Gancarz didn’t pose his subjects. “I tried to elicit an emotion – and feed my playful curiosity. Some participants personified the object and some exhibited behaviors of maternal instincts and even predation. Others simply treated it as an inanimate prop, creatively posing with it to distinguish themselves. You can’t deny the appeal of the whimsical factor.”
Then there’s Mother Nature’s work of art – the American flamingo.
The flamingos at the Palm Beach Zoo & Conservation Society in West Palm Beach are ready for their close-up now thanks to a little nip and tuck. “Two sides of the boardwalk in the zoo’s flamingo habitat were replaced and we’ve added a nice bench where you can sit and watch them,” says Claudia Harden, the zoo’s marketing manager. The changes – which the zoo is proud to report were made with environmentally friendly materials – allow visitors to get closer to the colorful birds. This winter, when the section of the zoo dedicated to Florida wildlife gets a redo, the flamingo habitat will get a full facelift.
Also looking good are the wild flamingos that returned to southwest Palm Beach County after a century-long absence, says Susan McKemy of the Audubon Society of the Everglades.
Naturally, these Palm Beach County flamingos reside in an exclusive residence with restricted access: South Florida Water Management District Stormwater Treatment Area 2. The Audubon Society conducts guided carpool birding tours to the remote location.
The ASE “has received 1,200 requests from the Netherlands, Germany, Portugal and Canada, as well 21 states,” McKemy reports, verifying the international – if not universal – appeal of the pink birds.

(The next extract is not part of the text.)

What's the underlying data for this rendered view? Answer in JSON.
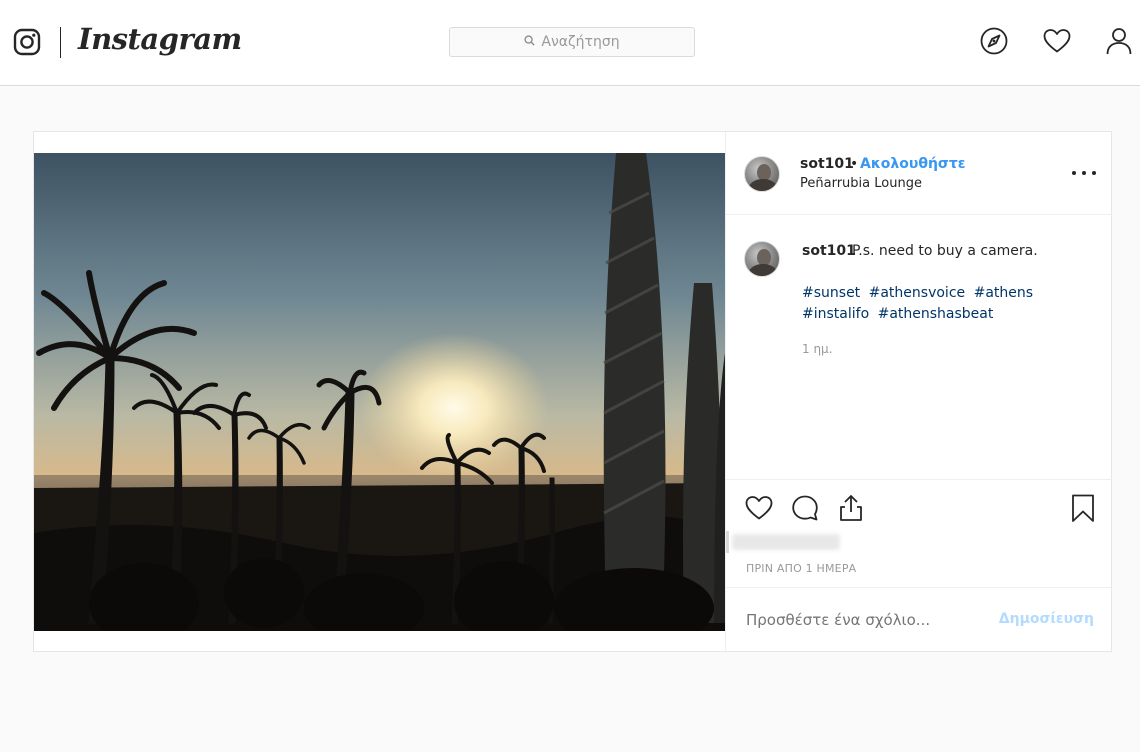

More than 620 people ventured into the western reaches of the county on 13 trips the organization led between March 7 and May 2 of this year alone. Some birders were disappointed. In April, however, a pair of flamingos was caught in the throes of passion, possibly the “first time flamingos have been observed and documented mating in the wild in Florida,” according to McKemy.
Those frisky Palm Beach County flamingos may have racy backgrounds.
No one knows why the flamingos returned, McKemy says. “Many scientists believe they are wild, yet others believe they are escapees from the Hialeah racetrack in Miami.”
- Check out Sarah Knouse’s melting flamingos and other works, which were included in New Art: 2015 South Florida Cultural Consortium Visual and Media Artists Fellowship Exhibition recently on display at the University Galleries at Florida Atlantic University in Boca Raton, at SarahKnouse.com.
- Jacek Gancarz’s pink flamingo photo series was exhibited at Whitespace: The Mordes Collection in West Palm Beach as “The Last Pink Flamingo” and can be seen by searching the wilds of Facebook for “The Last Pink Flamingo Project.”
- The South Florida Water Management District has contracted with the Audubon Society of the Everglades to conduct birding tours into Stormwater Treatment Area 2, a restricted area. ASE offers monthly guided carpool birding tours into the area from October through April, with more tours in March and April, the mostly likely time to see the American flamingos. ASE cannot guarantee that flamingos will be seen. For more information: AudubonEverglades.org.
- See the flamingos at the Palm Beach Zoo & Conservation Society in West Palm Beach strut their stuff 363 days out of the year (364 in every leap year). During the Flamingo Keeper Talks, offered daily at 10 a.m., those who keep the birds in the pink share fascinating facts about their feathered friends and feed them. For more information: PalmBeachZoo.org.